Titian’s demure and sensual Venus Anadyomene has just emerged from the sea and is wringing her hair while casually glancing over her shoulder, unaware, of the viewer’s presence. The exhibition has been divided into five galleries, each focusing on a different theme, starting with The Nude
and Christian Art, featuring Dürer’s most celebrated engraving of Adam and Eve. Two panels of Dieric Bouts’ original triptych depict heaven and
the descent into hell, The Fall of the Damned, with dozens of naked humans falling into the abyss, to be consumed by ghoulish demons, monstrous
trolls and reptilian ogres. Away from Christian subjects, the next chapter is Humanism and the Expansion of Secular Themes, which is arguably more interesting, as it deals with adultery, drunkeness, debauchery, lust and calumny. In this section is a print by Hans Baldung Grien of Aristotle and Phyllis, with a voluptuous Phyllis riding the old Greek philosopher bareback around a courtyard as a means of a humiliating punishment, with his pupil Alexander the Great looking on.
Hans Baldung Grien’s tutor was Albrecht Dürer, whose The Men’s Bathhouse is a curious mix of gay posturing and simmering sexuality. The posing pouch of a man lounging on a water stand-pipe at the left of the woodcut is at exactly the same height as the faucet, (or dare one say, cock?) which
surely is no co-incidence. Artistic Theory and Practice features Leonardo da Vinci’s extraordinarily detailed anatomical drawings of the human body, showing dissected muscles and sinews of the neck and shoulders. There are three books about human proportions on display, one of four by Dürer pubished after his death in 1528, showing a Figure of a Woman in Motion. Cesare Cesariano produced one on the Vitruvian Man, while Francesco

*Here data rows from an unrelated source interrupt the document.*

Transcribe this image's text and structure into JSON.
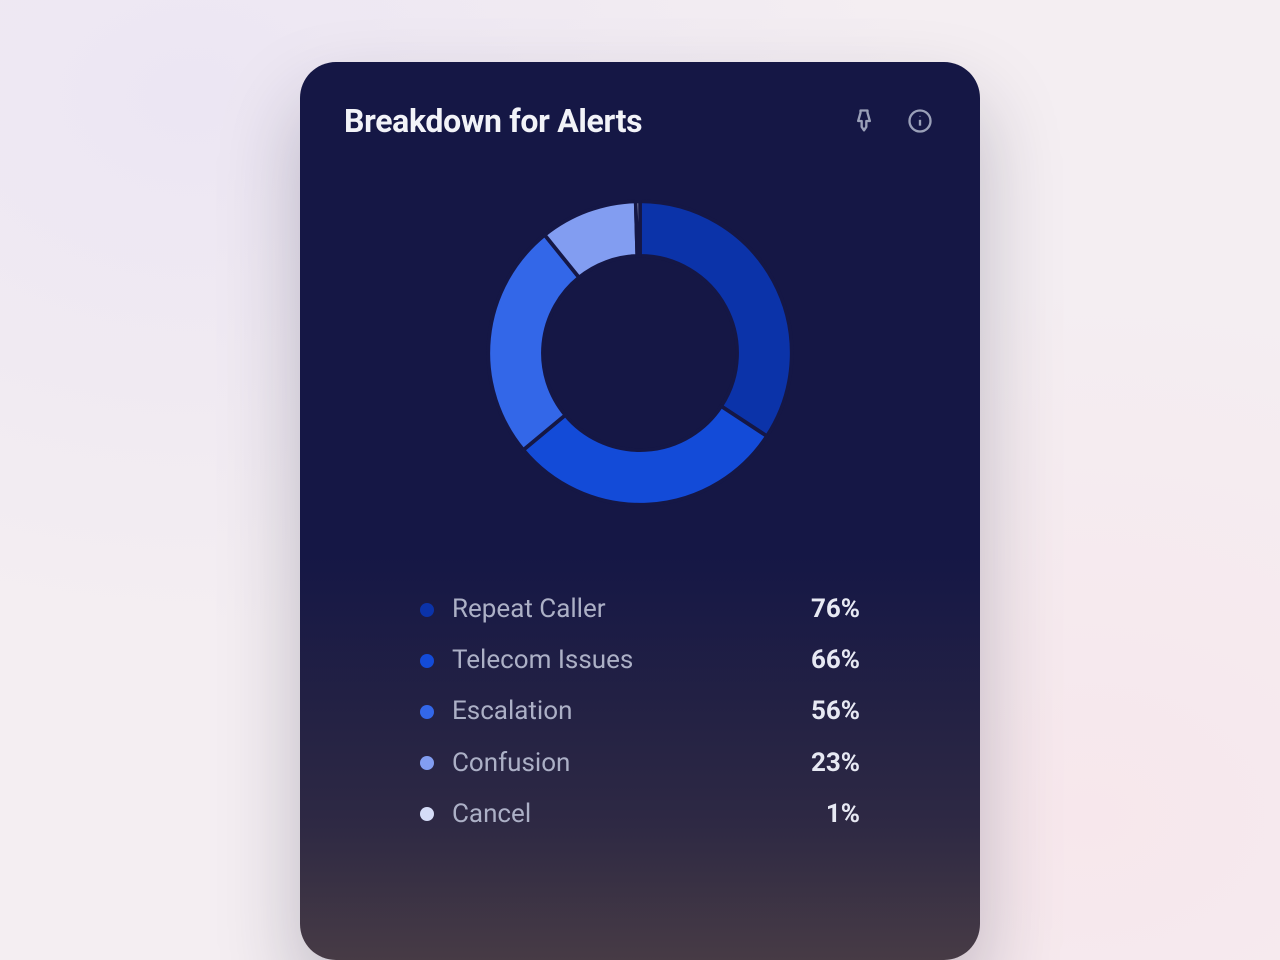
{
  "card": {
    "title": "Breakdown for Alerts"
  },
  "legend": {
    "items": [
      {
        "label": "Repeat Caller",
        "value": "76%",
        "color": "#0b33a9"
      },
      {
        "label": "Telecom Issues",
        "value": "66%",
        "color": "#134bd8"
      },
      {
        "label": "Escalation",
        "value": "56%",
        "color": "#3367e8"
      },
      {
        "label": "Confusion",
        "value": "23%",
        "color": "#829df1"
      },
      {
        "label": "Cancel",
        "value": "1%",
        "color": "#d5dcf7"
      }
    ]
  },
  "chart_data": {
    "type": "pie",
    "title": "Breakdown for Alerts",
    "categories": [
      "Repeat Caller",
      "Telecom Issues",
      "Escalation",
      "Confusion",
      "Cancel"
    ],
    "values": [
      76,
      66,
      56,
      23,
      1
    ],
    "colors": [
      "#0b33a9",
      "#134bd8",
      "#3367e8",
      "#829df1",
      "#d5dcf7"
    ],
    "donut": true,
    "donut_inner_ratio": 0.64,
    "background": "#151745",
    "gap_stroke": "#151745"
  }
}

di Girogio investigated Human Proportions as the Basis for Chuch plans.
Beyond the Ideal Nude devotes itself to far from idealised nudes, both male and female, with Hans Baldung Grien’s Witches’ Sabbath presenting a coven of scary old hags, and a seriously gruesome painting of Christians being impaled on thorn bushes, entitled Martyrdom of the Ten Thousand from the workshop of Hans Leu the Elder. Saint Jerome is featured as a stark naked wooden sculpture by Donatello, who is scourging himself with a stone, to try and take his mind off carnal thoughts. He would have had trouble in the final gallery, called Personalising the Nude, where patrons began to commission works of art that incorporated nudes. Isabella d’Este Gonzaga, Marchesa of Mantua, was a powerful patron of the arts, and she was in the habit of commissioning the best painters around to paintings for her famous studiolo, her private study. Mantegna had already painted the mythological Pallas and the Vices (Minerva Expelling the Vices from the Garden of Virtue) in 1502, and the following year, she got Pietro Perugino to paint another allegorical scene called Combat between Love and Chastity, which represents the the duelling forces of libido and restraint, represented by Venus and Diana, who, unlike most of the other protagonists, are partially clothed. The canvas is full of lustful scenes from Ovid’s Metamorphoses.
As with most of the exhibitions in the Sackler Galleries, this is a scholarly exercise of just about the right size, with around 90 works on display from
around the world, all produced in a mere hundred and thirty year window, from 1400 to 1530, in Europe. Many works are on loan from the Royal Collection, and the exhibition is curated by the Senior Curators at the J Paul Getty Museum and the Royal Academy of Arts. The hefty catalogue has 400 pages, with over 250 illustrations, published by Getty, but is a hefty £48.
The Royal Academy: Sackler
Until 2 June 2019